If you don’t know her work already, Maggie Nelson is a poet, critic, and nonfiction writer who currently lives in Los Angeles and teaches at California Institute of the Arts. Her writing typically blends the essay form with criticism and poetry, and her hybrid style has garnered her a cult-like following. She is well-known and much-adored for the kind of fragmented, personal-yet-theoretical essays she builds in The Argonauts: Her 2009 lyric essay Bluets is a small-press classic about loneliness and falling in love with the color blue.
The Argonauts takes fragmentation a step further, though. The book quite plainly acknowledges its patchwork qualities; anytime Nelson directly quotes another thinker—like poet Eileen Myles on or philosopher Ludwig Wittgenstein—instead of stating their names in her prose, their names appear in the margins beside the quote. This may seem like a small thing. But along with the book’s lack of chapters, section numbers, or paragraph indentations, it creates a smooth, cyclical reading experience that pairs well with her interlocking subject matters and nonlinear narrative. Nelson tell us what she wants to tell us without worrying about any standard conventions.
The ways Nelson forgoes any “standard” format is even more interesting and important, however, because of the book’s subject matter. The Argonauts is a nuanced examination of gender, trans and nonbinary identities, queer sexualities, queer family-making, and how all of these play into each other. Its feminism is a given. But what’s so revolutionary about it, what makes the book so powerful, is how Nelson does her examining. Instead of keeping this book strictly non-personal about theories of identity and parenting, or instead of making it a traditional memoir, all the theory is literally brought to life by giving equal page space to the love between her and her genderfluid partner, artist Harry Dodge (who is directly addressed as “you” in the text). Nelson is calling this approach “autotheory,” a kind of literary personal-is-political, political-is-personal.
What I love most about Nelson’s writing is her fearlessness in writing emotion, in the way she knows when to state exactly how she feels.
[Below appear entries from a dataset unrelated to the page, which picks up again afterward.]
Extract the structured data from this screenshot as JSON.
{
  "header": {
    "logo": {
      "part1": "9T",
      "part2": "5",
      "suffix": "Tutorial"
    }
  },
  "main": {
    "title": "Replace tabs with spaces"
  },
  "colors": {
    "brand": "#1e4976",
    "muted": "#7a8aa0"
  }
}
Her prose is careful and meditated, so her exclamation points and her interjections are all the more effective when she deploys them. Often, she first walks you carefully around a discussion and then becomes blunt and unabashed all at once. She concludes a discussion of anal sex with a perfect example of this: “I am not interested in a hermeneutics, or an erotics, or a metaphorics, of my anus. I am interested in ass-fucking.”
Perhaps the book’s most powerful moment comes at its end, when Nelson weaves the stories of the birth of her son and the death of Harry’s mother told in Harry’s own words. Up until this point in the book, we’ve only heard Harry’s story through Nelson. To have both of them on the page simultaneously experiencing unimaginable beauty and pain feels like the only sure way to tell either story. This cyclical awareness in her placement of life beside death feels fresh with Nelson’s input. We never forget the proximity to death we feel when giving birth, she writes. “As the baby might say to its mother, we might say to death: I forget you, but you remember me. I wonder if I’ll recognize it, when I see it again.”
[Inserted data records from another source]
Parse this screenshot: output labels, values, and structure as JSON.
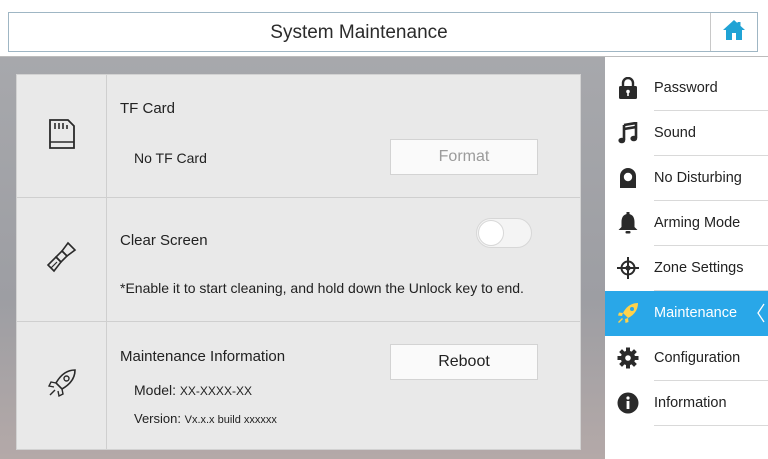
{
  "header": {
    "title": "System Maintenance",
    "home_icon": "home-icon"
  },
  "tf_card": {
    "title": "TF Card",
    "status": "No TF Card",
    "format_label": "Format",
    "icon": "sd-card-icon"
  },
  "clear_screen": {
    "title": "Clear Screen",
    "toggle_state": "off",
    "note": "*Enable it to start cleaning, and hold down the Unlock key to end.",
    "icon": "brush-icon"
  },
  "maintenance_info": {
    "title": "Maintenance Information",
    "reboot_label": "Reboot",
    "model_label": "Model:",
    "model_value": "XX-XXXX-XX",
    "version_label": "Version:",
    "version_value": "Vx.x.x build xxxxxx",
    "icon": "rocket-icon"
  },
  "sidebar": {
    "items": [
      {
        "label": "Password",
        "icon": "lock-icon"
      },
      {
        "label": "Sound",
        "icon": "music-note-icon"
      },
      {
        "label": "No Disturbing",
        "icon": "no-disturb-icon"
      },
      {
        "label": "Arming Mode",
        "icon": "bell-icon"
      },
      {
        "label": "Zone Settings",
        "icon": "zone-icon"
      },
      {
        "label": "Maintenance",
        "icon": "rocket-icon",
        "active": true
      },
      {
        "label": "Configuration",
        "icon": "gear-icon"
      },
      {
        "label": "Information",
        "icon": "info-icon"
      }
    ]
  },
  "colors": {
    "accent": "#29a7e8",
    "home_icon": "#20a3d5",
    "icon_dark": "#2a2a2a"
  }
}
The Argonauts is gorgeous, enlightening, and feminist-as-fact, and for those reasons, if I had to chose a book for everyone I know to read, it would be this one.
Jess Kibler is a Portland-based writer who has a special fondness for lyric essays. She’s also Bitch Media’s New Media intern.